I love starting each day with a cup of good coffee. Grinding the beans and brewing a fresh pot is a well-established part of my morning routine. I inhale the earthy essence as it fills my kitchen and builds anticipation of that first, warm satisfying sip. In truth, I’m addicted to this ritual.
Though I’ve been drinking coffee for years, I never really appreciated what goes into making my daily cup. Like most people, I know what I like but had no concept of the art involved in selecting, blending, and roasting the beans that make for truly memorable coffee .
That all recently changed, thanks to Sean Boyd, the owner and Master Roaster at Red Whale Coffee in San Rafael. Sean invited me to experience a coffee “cupping”; the process of smelling and tasting coffee from single-origin bean varietals. Like an onologist tastes different grapes to blend distinctive wines, “cupping” is the way artisan roasters taste and choose individual bean varietals to create unique blends of coffee.
Sean prepared a large table with twenty cupping stations; each set with a container of coffee beans, a cup, and spoons. All of the single-origin beans we will taste in this cupping were sourced from premium South American estate growers in Brazil, Peru, Panama, and Africa.
Our education starts by noting the differences in size and color of the various beans. Some are “natural” coffee cherries which are meticulously hand-picked when ripe, and then naturally sun-dried on large patios or raised beds. Other beans are “washed”; a process where harvested cherries soak and ferment in water to help soften the bean’s outer skin so it can be removed before being dried. Climate conditions, soil, and drying process are some of the factors that affect the flavor profile of each year’s bean crop.
Sean draws on his years of culinary experience as a chef to “cook” (aka roast) the dried beans which enhances their natural sugars and develops the wonderful caramel flavor that makes for great coffee. As a Master Roaster, he prides himself on achieving just the right balance to achieve consistent flavor profiles for Red Whale’s blends.
We begin by moving around the table and smelling each bowl of whole beans. Some have forward notes of spice, fruit, and citrus, while others boast more pungent scents of leather, moss, and even cigar smoke. Sweet overtones of chocolate and toffee are also present in a few samples. Sean tells us that each phase of the cupping process will reveal different characteristics of the beans.
Next, each tray of beans is ground into its own cup. More sniffing ensues before the cups are filled with boiling water and allowed to steep.

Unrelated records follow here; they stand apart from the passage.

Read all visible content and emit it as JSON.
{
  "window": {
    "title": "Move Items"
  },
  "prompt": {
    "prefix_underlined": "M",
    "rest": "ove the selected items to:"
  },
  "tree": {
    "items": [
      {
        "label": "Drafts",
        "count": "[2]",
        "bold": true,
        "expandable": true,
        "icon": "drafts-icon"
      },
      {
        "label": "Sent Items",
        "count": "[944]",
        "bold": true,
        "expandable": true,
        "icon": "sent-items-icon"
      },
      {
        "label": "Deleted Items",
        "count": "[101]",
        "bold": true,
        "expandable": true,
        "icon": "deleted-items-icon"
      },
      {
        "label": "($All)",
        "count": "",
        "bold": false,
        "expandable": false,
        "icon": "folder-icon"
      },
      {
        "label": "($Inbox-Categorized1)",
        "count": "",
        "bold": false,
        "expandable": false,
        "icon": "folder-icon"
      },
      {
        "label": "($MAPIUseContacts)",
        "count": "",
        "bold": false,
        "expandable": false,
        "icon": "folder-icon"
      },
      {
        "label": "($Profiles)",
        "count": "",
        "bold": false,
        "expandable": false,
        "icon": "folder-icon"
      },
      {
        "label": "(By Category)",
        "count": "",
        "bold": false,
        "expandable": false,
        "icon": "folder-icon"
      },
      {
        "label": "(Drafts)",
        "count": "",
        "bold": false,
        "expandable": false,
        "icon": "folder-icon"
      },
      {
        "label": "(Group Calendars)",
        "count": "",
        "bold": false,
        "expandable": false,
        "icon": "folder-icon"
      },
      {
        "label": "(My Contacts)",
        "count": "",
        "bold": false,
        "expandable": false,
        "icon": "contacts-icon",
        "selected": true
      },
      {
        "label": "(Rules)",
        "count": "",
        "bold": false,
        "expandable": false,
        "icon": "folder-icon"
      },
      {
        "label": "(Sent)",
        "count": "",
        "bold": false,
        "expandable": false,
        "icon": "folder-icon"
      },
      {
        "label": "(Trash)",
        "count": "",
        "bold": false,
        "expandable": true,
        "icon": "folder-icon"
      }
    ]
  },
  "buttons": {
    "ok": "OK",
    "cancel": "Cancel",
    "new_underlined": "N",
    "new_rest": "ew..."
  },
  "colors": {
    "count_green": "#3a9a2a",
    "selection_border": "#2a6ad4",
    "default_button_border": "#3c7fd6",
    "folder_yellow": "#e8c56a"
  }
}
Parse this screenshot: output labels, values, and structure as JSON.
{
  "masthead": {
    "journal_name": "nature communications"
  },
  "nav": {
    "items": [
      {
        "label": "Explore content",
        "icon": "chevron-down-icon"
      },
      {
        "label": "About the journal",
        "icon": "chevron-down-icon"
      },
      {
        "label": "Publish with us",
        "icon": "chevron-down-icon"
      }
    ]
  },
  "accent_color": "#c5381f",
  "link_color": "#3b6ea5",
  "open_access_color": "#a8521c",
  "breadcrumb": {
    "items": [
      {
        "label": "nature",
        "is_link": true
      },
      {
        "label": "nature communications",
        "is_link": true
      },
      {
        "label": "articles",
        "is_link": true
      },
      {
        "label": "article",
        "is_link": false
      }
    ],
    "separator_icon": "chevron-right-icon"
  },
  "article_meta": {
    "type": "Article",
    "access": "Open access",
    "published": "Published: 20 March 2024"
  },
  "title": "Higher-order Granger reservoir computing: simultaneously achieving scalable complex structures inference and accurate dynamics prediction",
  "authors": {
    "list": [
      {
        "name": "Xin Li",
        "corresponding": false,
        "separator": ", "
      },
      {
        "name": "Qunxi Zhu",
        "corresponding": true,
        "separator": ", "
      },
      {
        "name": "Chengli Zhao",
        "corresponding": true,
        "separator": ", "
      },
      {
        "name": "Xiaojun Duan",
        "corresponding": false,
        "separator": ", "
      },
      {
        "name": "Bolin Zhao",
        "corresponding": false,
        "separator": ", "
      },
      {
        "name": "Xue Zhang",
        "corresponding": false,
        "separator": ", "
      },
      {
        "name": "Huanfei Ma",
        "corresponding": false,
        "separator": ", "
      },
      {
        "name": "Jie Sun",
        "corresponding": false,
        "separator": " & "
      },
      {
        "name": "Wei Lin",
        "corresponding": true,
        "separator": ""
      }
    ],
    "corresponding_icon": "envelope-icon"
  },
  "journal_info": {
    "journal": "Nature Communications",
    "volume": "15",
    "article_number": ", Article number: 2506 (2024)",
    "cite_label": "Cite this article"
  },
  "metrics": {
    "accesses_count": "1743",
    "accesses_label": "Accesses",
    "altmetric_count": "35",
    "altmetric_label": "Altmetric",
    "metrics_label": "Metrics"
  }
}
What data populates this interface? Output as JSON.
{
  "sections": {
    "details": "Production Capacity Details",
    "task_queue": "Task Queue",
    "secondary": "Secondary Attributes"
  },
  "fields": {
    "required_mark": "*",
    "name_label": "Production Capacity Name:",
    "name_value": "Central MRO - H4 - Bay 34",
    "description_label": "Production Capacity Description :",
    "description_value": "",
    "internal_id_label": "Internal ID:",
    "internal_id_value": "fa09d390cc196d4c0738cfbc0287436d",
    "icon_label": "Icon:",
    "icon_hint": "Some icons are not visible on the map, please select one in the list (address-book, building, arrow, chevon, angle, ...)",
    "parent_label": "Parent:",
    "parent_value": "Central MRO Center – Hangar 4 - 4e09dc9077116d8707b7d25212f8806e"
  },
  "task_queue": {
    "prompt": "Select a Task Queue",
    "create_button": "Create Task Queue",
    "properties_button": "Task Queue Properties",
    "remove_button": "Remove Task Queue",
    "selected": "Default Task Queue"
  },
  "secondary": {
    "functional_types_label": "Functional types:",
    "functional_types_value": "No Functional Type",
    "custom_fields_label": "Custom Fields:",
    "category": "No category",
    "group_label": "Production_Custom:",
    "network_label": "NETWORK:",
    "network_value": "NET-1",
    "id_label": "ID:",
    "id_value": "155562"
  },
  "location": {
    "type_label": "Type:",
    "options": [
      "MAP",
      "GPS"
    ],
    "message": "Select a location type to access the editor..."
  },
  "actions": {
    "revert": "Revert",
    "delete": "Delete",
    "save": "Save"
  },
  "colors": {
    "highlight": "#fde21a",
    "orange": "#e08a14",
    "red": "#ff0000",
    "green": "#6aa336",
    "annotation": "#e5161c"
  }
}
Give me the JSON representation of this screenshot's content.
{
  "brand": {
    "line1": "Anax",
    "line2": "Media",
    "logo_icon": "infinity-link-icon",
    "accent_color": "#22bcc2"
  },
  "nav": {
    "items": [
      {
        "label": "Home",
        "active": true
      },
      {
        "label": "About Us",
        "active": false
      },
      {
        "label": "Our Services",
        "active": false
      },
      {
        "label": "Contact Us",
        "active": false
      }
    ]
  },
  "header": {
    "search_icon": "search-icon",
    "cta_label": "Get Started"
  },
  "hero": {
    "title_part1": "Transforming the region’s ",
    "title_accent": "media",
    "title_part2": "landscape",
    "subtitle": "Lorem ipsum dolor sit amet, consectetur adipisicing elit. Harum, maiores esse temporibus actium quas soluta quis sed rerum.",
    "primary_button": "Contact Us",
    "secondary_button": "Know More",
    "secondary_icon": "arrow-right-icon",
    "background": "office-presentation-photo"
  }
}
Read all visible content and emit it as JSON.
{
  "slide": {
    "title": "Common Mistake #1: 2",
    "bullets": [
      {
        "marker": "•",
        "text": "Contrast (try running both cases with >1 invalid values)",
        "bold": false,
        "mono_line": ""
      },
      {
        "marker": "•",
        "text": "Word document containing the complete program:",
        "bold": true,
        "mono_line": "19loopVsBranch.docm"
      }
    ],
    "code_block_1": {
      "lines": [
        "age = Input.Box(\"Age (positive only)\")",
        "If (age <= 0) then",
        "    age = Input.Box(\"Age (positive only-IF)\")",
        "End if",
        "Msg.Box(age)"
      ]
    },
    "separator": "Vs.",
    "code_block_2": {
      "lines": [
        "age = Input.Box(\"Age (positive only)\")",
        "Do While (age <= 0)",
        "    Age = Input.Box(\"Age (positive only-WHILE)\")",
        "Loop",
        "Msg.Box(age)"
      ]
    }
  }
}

After several minutes the grounds rise to the surface forming a “crust”.
We use the spoons provided to break the crust and inhale the heady fragrance of each fresh brew, then dip below the surface to retrieve some of the liquid (Sean demonstrates in the photos below).
With one swift slurp, we spray our palates with coffee–swishing the liquid around to reveal its essence before spitting the residual swill into another cup. I’m amazed how the flavor of the brewed coffees differ from the aroma of their beans!
Sean notes that taste is affected by several factors including the age of the beans, the grind, tamping, and water temperature. Coffee goes stale quickly, and naturally occurring oils in the beans start to degrade within two weeks of roasting. For optimal flavor, store whole beans in a cool, dark place and seal them in a bag or container designed to keep air out. Grind just before brewing. *Never store your beans in paper bags or in the freezer!
I have a new appreciation for coffee–thanks to Sean and his carefully crafted Red Whale artisan blends. This insider’s look at the complex process behind my morning brew makes the end result that much more enjoyable. Visit the Red Whale Coffee website or call 1-855-906-6277 toll-free for more information or to order one of their fine artisan blends.